The seven soup selections include chupe de mariscos (traditional Peruvian seafood chowder) at $18, two kinds of chopped steak in creamy blends ($13) and parihuela (a house recipe of different seafood simmered in a special broth) at $18.
Entrees? A paltry 32 of them—not counting the five on the “Kid’s Menu”—spread out among beef, chicken and seafood (there’s also pasta, but isn’t that Italian?). We had lomo saltado (beef strips sautéed with onions, tomatoes and aji amarillo over rice) at $15 and pescado a lo macho (Peruvian fish with onions, shrimp, calamari and scallops over rice) also at $15.

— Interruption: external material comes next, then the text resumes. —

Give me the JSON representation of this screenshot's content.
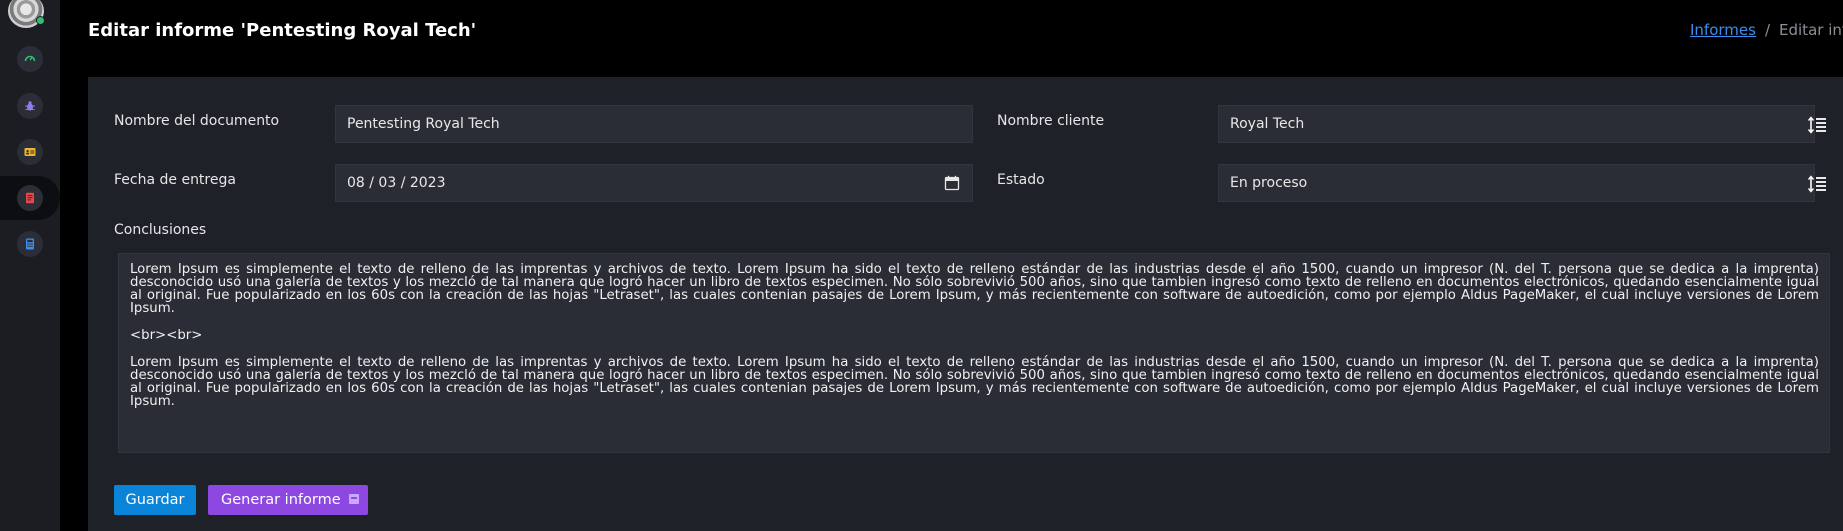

Other possibilities were aji de gallina (shredded chicken in spicy sauce over rice) at $12, cau cau de pollo (stewed chicken and potatoes over rice) at $14, Peruvian seafood paella ($15) or jalea (a mix of fried white fish, shrimp and calamari, served with fried yucca, the house salsa and tartar sauce) at $22 or $13 for a half portion. As with everything, portions are generous.
A sort of culinary bonus is Desayuno Peruano (Peruvian breakfast) on Sunday. For that reason, the restaurant opens at 9 a.m., instead of its usual 11 a.m.
The wine varietals are diverse, though undistinguished. There are plenty of pisco sours, beer, soft drinks and even chicha morada (described as a “purple corn drink”).
The eager and welcoming staff is as Peruvian as the menu—the exception is a proudly Mexican waitress who is much kidded. Owner Ulises Napuri came to San Francisco in 1989. Along with his parents, he opened a crab stand at Fisherman’s Wharf (it’s still operated by his family, though now as a souvenir shop). He migrated to Concord in May 2009, to be closer to family and friends.
Reservations are taken, but aren’t often necessary. The restaurant is unusually spacious (e.g., you aren’t forced to hear the people at the next table), informal (e.g., if you insist on wearing denims to dinner, this is your place) and airy.
It’s open every day for lunch and dinner at 4669 Clayton Road, Suite D, Concord (925-687-2479). That reads much easier than it plays—because finding it is tough. Eventually, you’ll realize that it’s tucked in the corner of a small shopping center anchored by a large TJ Maxx. You’ll have no problem parking. Drive there and find out for yourself.